What’s the Shared Economy?
Over the past few years, a number of entrepreneurs and creative thinkers have developed new companies that use dormant resources, that is, empty offices or rooms or cars not being used. Any way to increase the utilization of something someone else owns can be thought of as the shared economy. These companies connect people to one another in new ways to match up those with spare capacity to those with temporary needs. There are a variety of different businesses that operate in this industry, and they range from renting a home, providing a ride or sharing a car, picking up leftover food from a complete stranger to borrowing children’s toys for a few months and then returning them after the child is finished playing with them.
Two major factors have positively impacted the growth of the shared economy over the past few years.

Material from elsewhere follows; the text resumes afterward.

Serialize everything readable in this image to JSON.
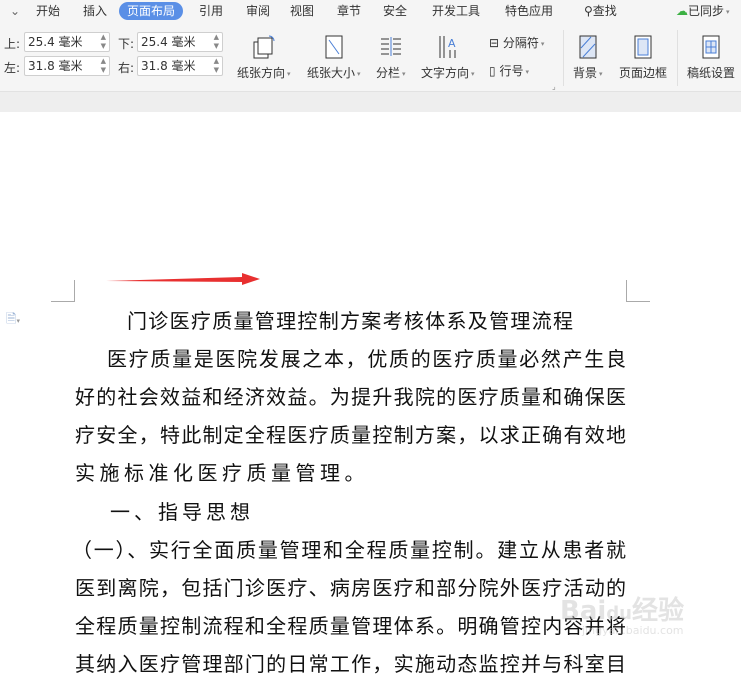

First, improvements in technology and the ability to communicate with others in a matter of seconds on handheld smart phone devices has probably been the largest single factor which has enabled companies to succeed in this industry. Users can be connected with one another in a matter of seconds. In many cities across the world an individual can order an Uber car service from anywhere with a GPS-friendly device. The car will often arrive in a matter of minutes and the ride is paid for through the phone which simplifies the financial side of these transactions. In most cases, the shared economy utilizes technological innovations better than the industries they are disrupting.
The second key factor supporting the growth and development of companies in the shared economy is trust. In order for the shared economy to work, there must be a sufficient level of trust between the users and the ones providing the service. “The more trust we have in our peers, the more sharing — and renting and bartering and trading — we’ll all be able to do”(Ufford). One of the reasons people feel so comfortable with the idea of the shared economy is because they have trust in the people they are meeting and interacting with. Some people cherish the shared economy because they enjoy meeting new people. On the other hand, the individuals providing the service receive the satisfaction of helping someone out and they receive a financial benefit as well.
Will the shared economy lead us towards the end of ownerhsip?
Check out the MIPIM 2015 conference featuring sharing economy company Bureaux à Partager’s CEO Clément Alteresco and Airbnb’s Country Manager Nicolas Ferrary!
Opportunities & Challenges
Recently, Barclays teamed up with 3Space, a charity group from the United Kingdom, “to transform underutilized Barclay’s properties into office space for social entrepreneurs, early stage local businesses, and charities”(Eltringham). For many social entrepreneurs and early stage businesses, finding affordable office space can be very challenging. 3Space’s philosophy is to find ways to repurpose unused commercial buildings across the United Kingdom and help find startup businesses places to work. For example, Barclays repurposed an unused bank vault and turned it into a “marker space, equipped with a 3D printer and workshop tools” (Eltringham), and they offer this office space and equipment for free. This partnership between Barclays and 3Space is providing huge benefits to these startup businesses and creating an arena to foster innovation.
There still are a few challenges to overcome with the shared economy. Government at all levels needs to do a better job with regulating and fairly taxing those involved in these organizations. This requires a careful and delicate balance that addresses reasonable oversight while still not stifling the creativity that has helped the shared economy thrive. In services like Uber, workers are independent contractors and essentially have no rights. They do not receive any benefits or health insurance. At the same time, such volunteers are often working in another job and simply picking up extra income. In cases where the volunteer service providers are at risk, it is not clear if adequate safety measures have been taken or who will be liable if something goes wrong. Sharing economy companies have started to recognize that they must continue to improve background checks and monitoring systems because trust is such an essential part of their success in this industry.
Casey Fashouer is currently enrolled in the Master of Science in Real Estate of the University of San Diego. Casey is also a contributor and curator for MIPIMWorld.
- Eltringham, Mark. “Barclays Converts Underutilised Offices into Free Co-Working Spaces.” Workplace Insight. Insight, 10 Dec. 2014. Web. 26 Feb. 2015.
- Owyang, Jeremiah. “How The Collaborative Economy Is Changing Everything.” Interview by Jacob Morgan. Audio blog post. Forbes. Forbes Magazine, 16 Oct. 2014. Web. 20 Feb. 2015.
- Ufford, Stephen. “The Future Of The Sharing Economy Depends On Trust.” Forbes. Forbes Magazine, n.d. Web. 20 Feb. 2015.
Top image credit : Photobank gallery